**What to do**
Find and copy the lines in the records beneath this task that contain the word "picker".

**Material shown**
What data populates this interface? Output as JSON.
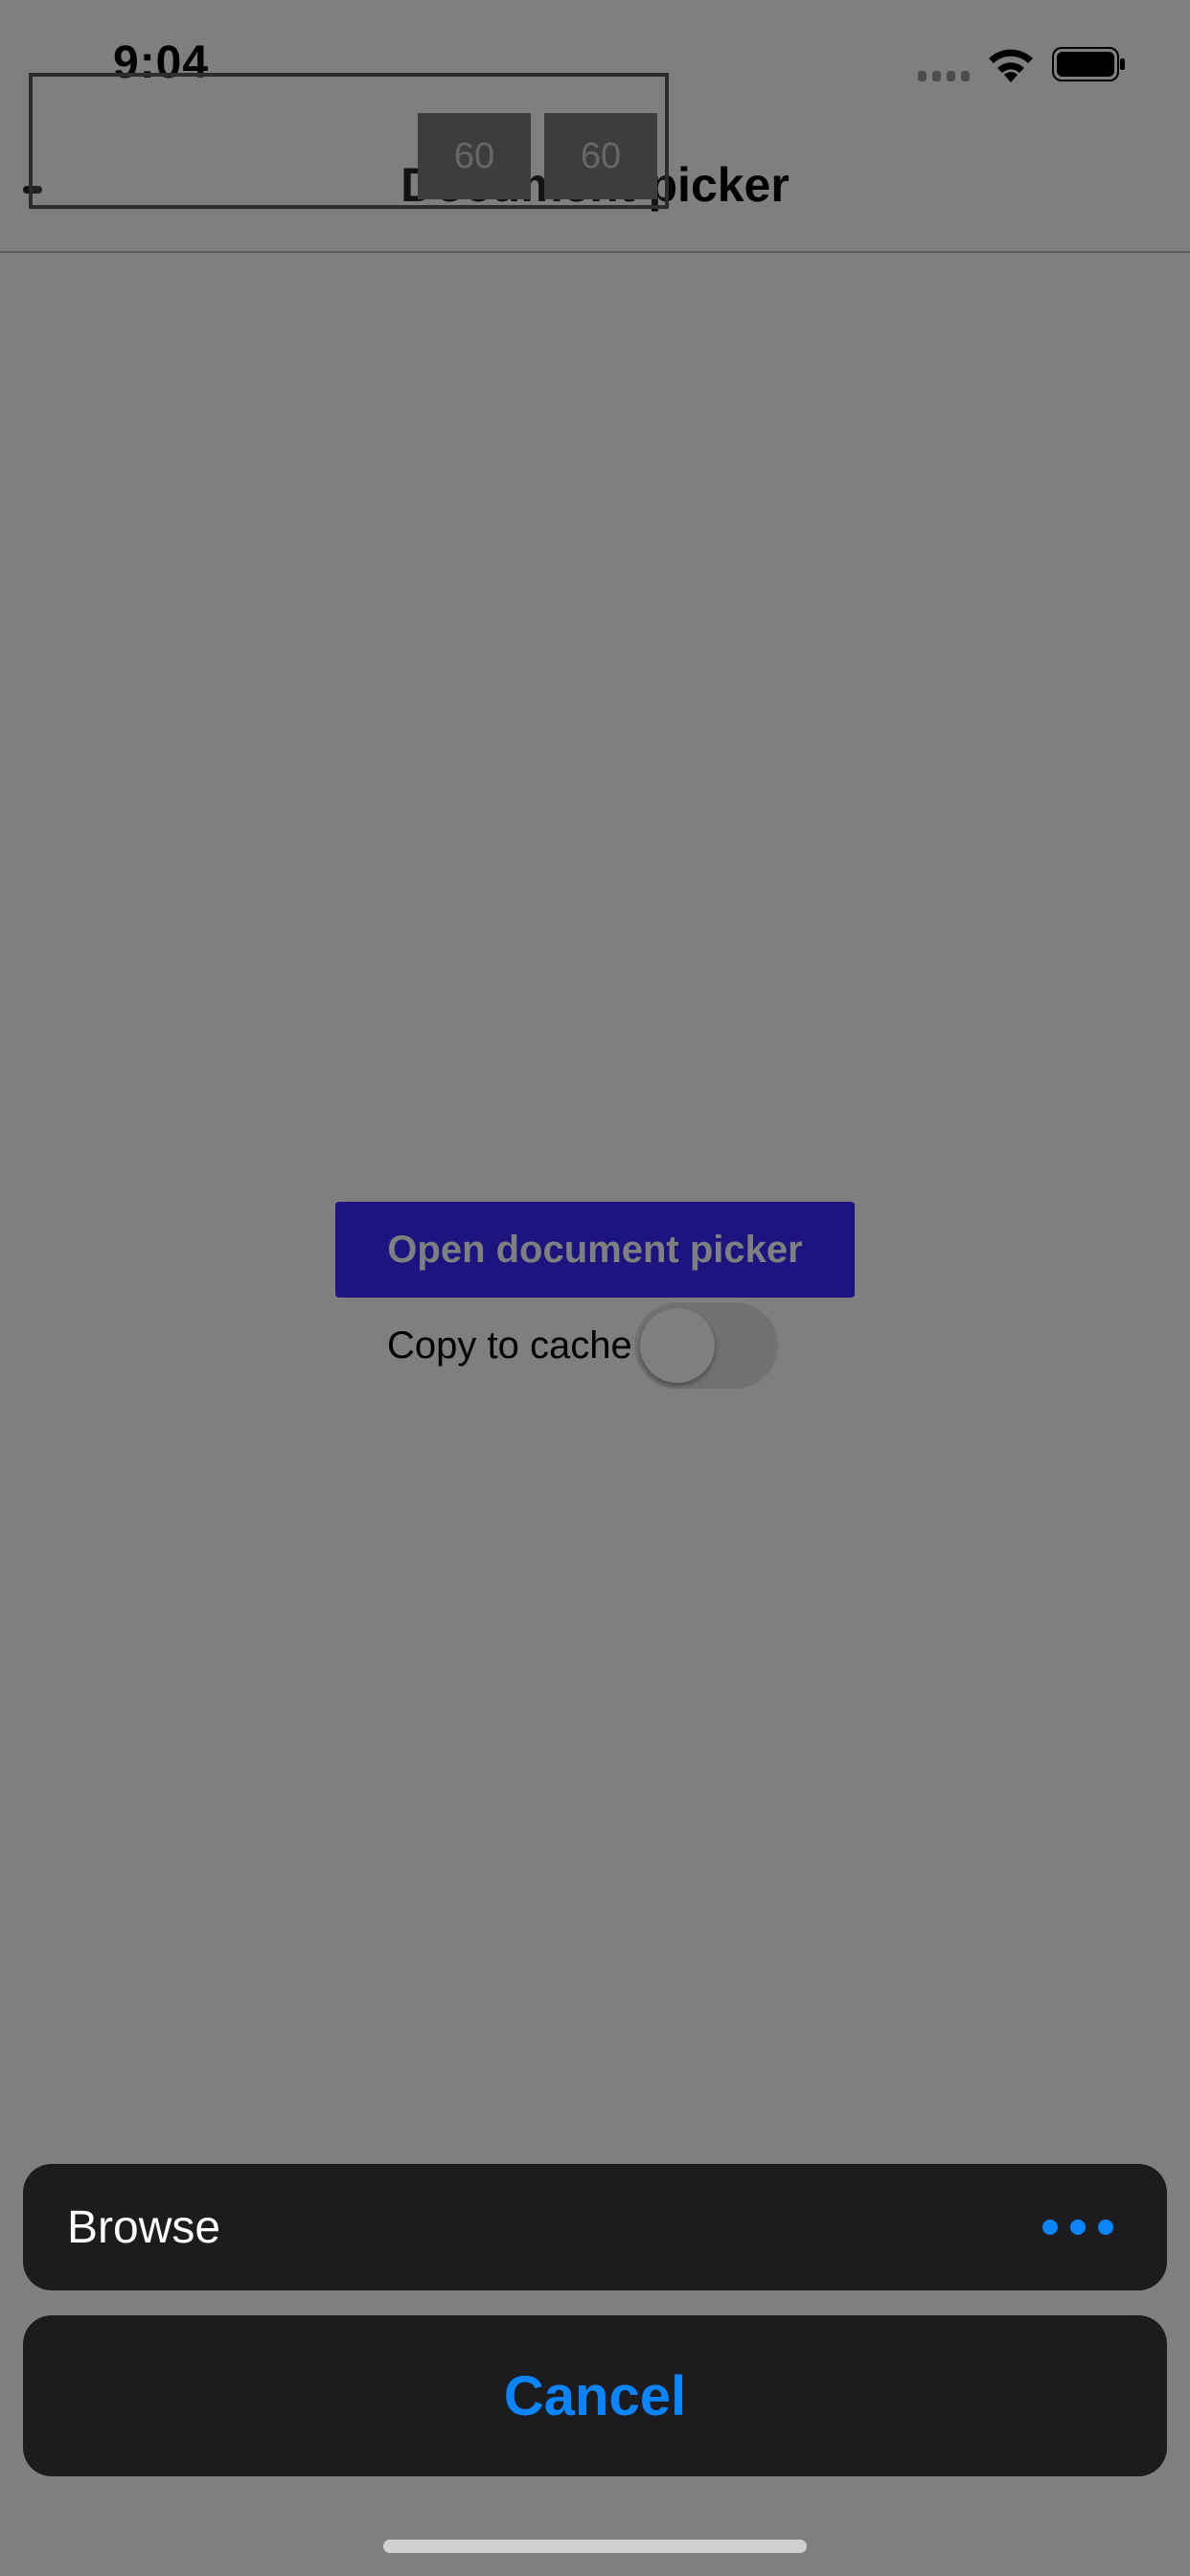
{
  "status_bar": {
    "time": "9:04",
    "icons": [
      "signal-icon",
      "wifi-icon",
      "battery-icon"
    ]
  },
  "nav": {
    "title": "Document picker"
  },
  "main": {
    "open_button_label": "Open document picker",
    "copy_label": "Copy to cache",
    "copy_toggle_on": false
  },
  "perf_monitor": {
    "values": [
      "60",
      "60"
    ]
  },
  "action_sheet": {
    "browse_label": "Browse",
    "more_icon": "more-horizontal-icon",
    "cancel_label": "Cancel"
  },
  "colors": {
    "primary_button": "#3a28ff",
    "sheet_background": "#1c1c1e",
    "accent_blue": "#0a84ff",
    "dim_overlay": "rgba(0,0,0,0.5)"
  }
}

**Answer box**
    "title": "Document picker"
    "open_button_label": "Open document picker",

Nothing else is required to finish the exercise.